(Requirement) Only the pictures are to be left out; write out the rest of the data exactly.

Extracted records:
+ + + +
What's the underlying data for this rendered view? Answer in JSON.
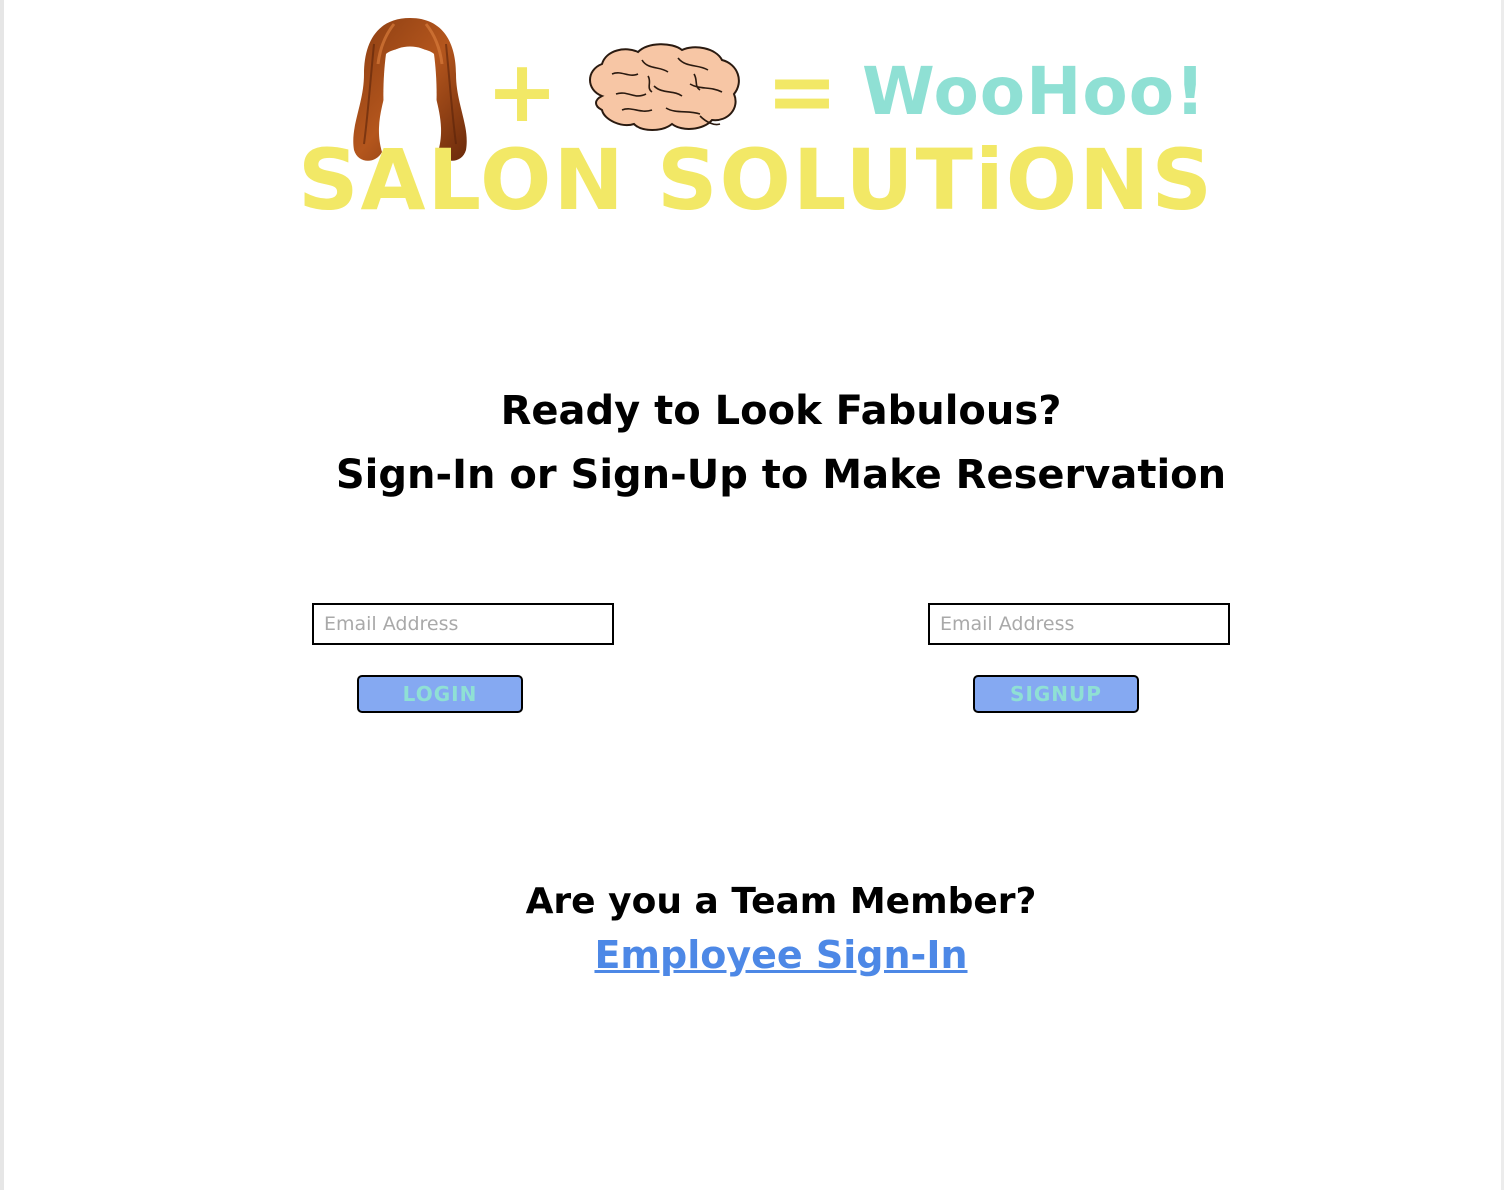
{
  "header": {
    "plus": "+",
    "equals": "=",
    "tagline": "WooHoo!",
    "brand": "SALON SOLUTiONS",
    "hair_image": "wig-hair-icon",
    "brain_image": "brain-icon"
  },
  "main": {
    "headline_line1": "Ready to Look Fabulous?",
    "headline_line2": "Sign-In or Sign-Up to Make Reservation"
  },
  "login": {
    "email_placeholder": "Email Address",
    "email_value": "",
    "button_label": "LOGIN"
  },
  "signup": {
    "email_placeholder": "Email Address",
    "email_value": "",
    "button_label": "SIGNUP"
  },
  "team": {
    "question": "Are you a Team Member?",
    "link_label": "Employee Sign-In"
  },
  "colors": {
    "brand_yellow": "#f2e866",
    "tagline_teal": "#8fe0d4",
    "button_blue": "#85a9f2",
    "link_blue": "#4d88e6"
  }
}
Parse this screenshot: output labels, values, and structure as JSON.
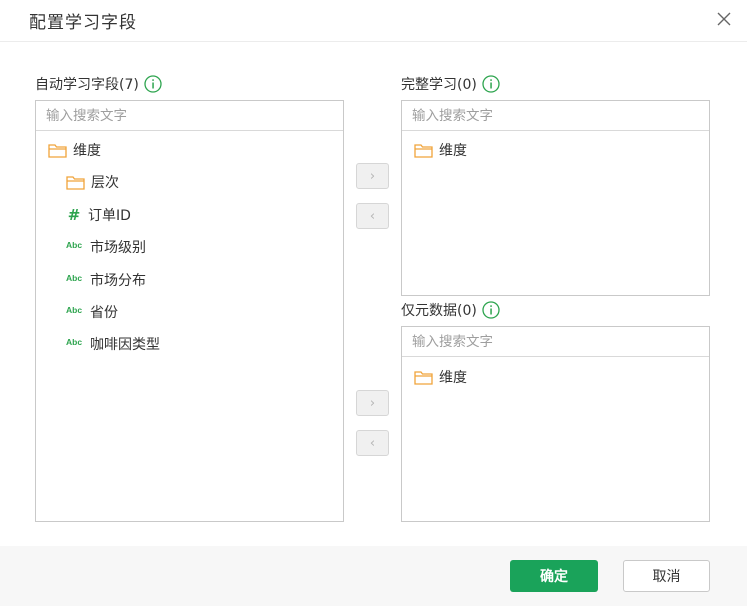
{
  "dialog": {
    "title": "配置学习字段"
  },
  "left_panel": {
    "label": "自动学习字段(7)",
    "search_placeholder": "输入搜索文字",
    "items": [
      {
        "label": "维度",
        "icon": "folder-icon"
      },
      {
        "label": "层次",
        "icon": "folder-icon"
      },
      {
        "label": "订单ID",
        "icon": "hash-icon"
      },
      {
        "label": "市场级别",
        "icon": "abc-icon"
      },
      {
        "label": "市场分布",
        "icon": "abc-icon"
      },
      {
        "label": "省份",
        "icon": "abc-icon"
      },
      {
        "label": "咖啡因类型",
        "icon": "abc-icon"
      }
    ]
  },
  "icons": {
    "hash": "#",
    "abc": "Abc"
  },
  "complete_panel": {
    "label": "完整学习(0)",
    "search_placeholder": "输入搜索文字",
    "items": [
      {
        "label": "维度",
        "icon": "folder-icon"
      }
    ]
  },
  "meta_panel": {
    "label": "仅元数据(0)",
    "search_placeholder": "输入搜索文字",
    "items": [
      {
        "label": "维度",
        "icon": "folder-icon"
      }
    ]
  },
  "arrows": {
    "right": "›",
    "left": "‹"
  },
  "footer": {
    "ok_label": "确定",
    "cancel_label": "取消"
  },
  "colors": {
    "primary": "#1aa35a",
    "folder": "#f0a33a",
    "field_type": "#2da44e"
  }
}
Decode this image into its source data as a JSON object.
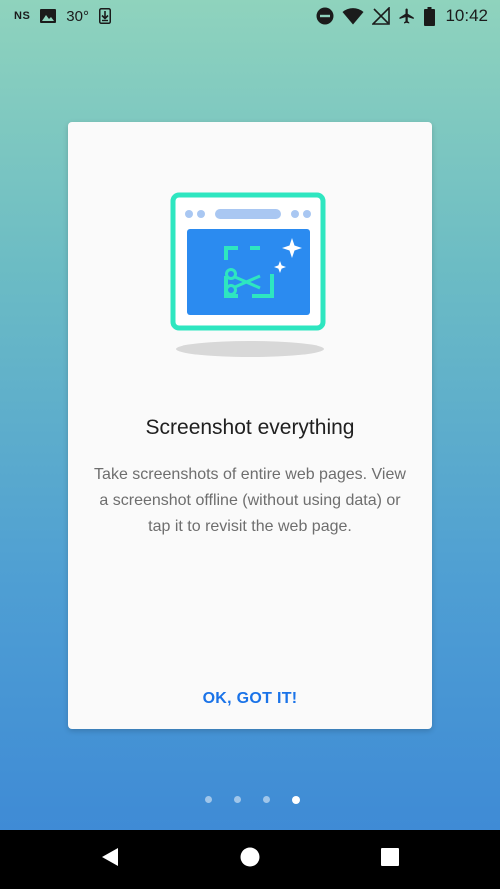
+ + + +
(Response to the task)
What's the underlying data for this rendered view? Answer in JSON.
{
  "header": {
    "plus": "+",
    "equals": "=",
    "tagline": "WooHoo!",
    "brand": "SALON SOLUTiONS",
    "hair_image": "wig-hair-icon",
    "brain_image": "brain-icon"
  },
  "main": {
    "headline_line1": "Ready to Look Fabulous?",
    "headline_line2": "Sign-In or Sign-Up to Make Reservation"
  },
  "login": {
    "email_placeholder": "Email Address",
    "email_value": "",
    "button_label": "LOGIN"
  },
  "signup": {
    "email_placeholder": "Email Address",
    "email_value": "",
    "button_label": "SIGNUP"
  },
  "team": {
    "question": "Are you a Team Member?",
    "link_label": "Employee Sign-In"
  },
  "colors": {
    "brand_yellow": "#f2e866",
    "tagline_teal": "#8fe0d4",
    "button_blue": "#85a9f2",
    "link_blue": "#4d88e6"
  }
}
Parse this screenshot: output labels, values, and structure as JSON.
{
  "dialog": {
    "title": "配置学习字段"
  },
  "left_panel": {
    "label": "自动学习字段(7)",
    "search_placeholder": "输入搜索文字",
    "items": [
      {
        "label": "维度",
        "icon": "folder-icon"
      },
      {
        "label": "层次",
        "icon": "folder-icon"
      },
      {
        "label": "订单ID",
        "icon": "hash-icon"
      },
      {
        "label": "市场级别",
        "icon": "abc-icon"
      },
      {
        "label": "市场分布",
        "icon": "abc-icon"
      },
      {
        "label": "省份",
        "icon": "abc-icon"
      },
      {
        "label": "咖啡因类型",
        "icon": "abc-icon"
      }
    ]
  },
  "icons": {
    "hash": "#",
    "abc": "Abc"
  },
  "complete_panel": {
    "label": "完整学习(0)",
    "search_placeholder": "输入搜索文字",
    "items": [
      {
        "label": "维度",
        "icon": "folder-icon"
      }
    ]
  },
  "meta_panel": {
    "label": "仅元数据(0)",
    "search_placeholder": "输入搜索文字",
    "items": [
      {
        "label": "维度",
        "icon": "folder-icon"
      }
    ]
  },
  "arrows": {
    "right": "›",
    "left": "‹"
  },
  "footer": {
    "ok_label": "确定",
    "cancel_label": "取消"
  },
  "colors": {
    "primary": "#1aa35a",
    "folder": "#f0a33a",
    "field_type": "#2da44e"
  }
}
Decode this image into its source data as a JSON object.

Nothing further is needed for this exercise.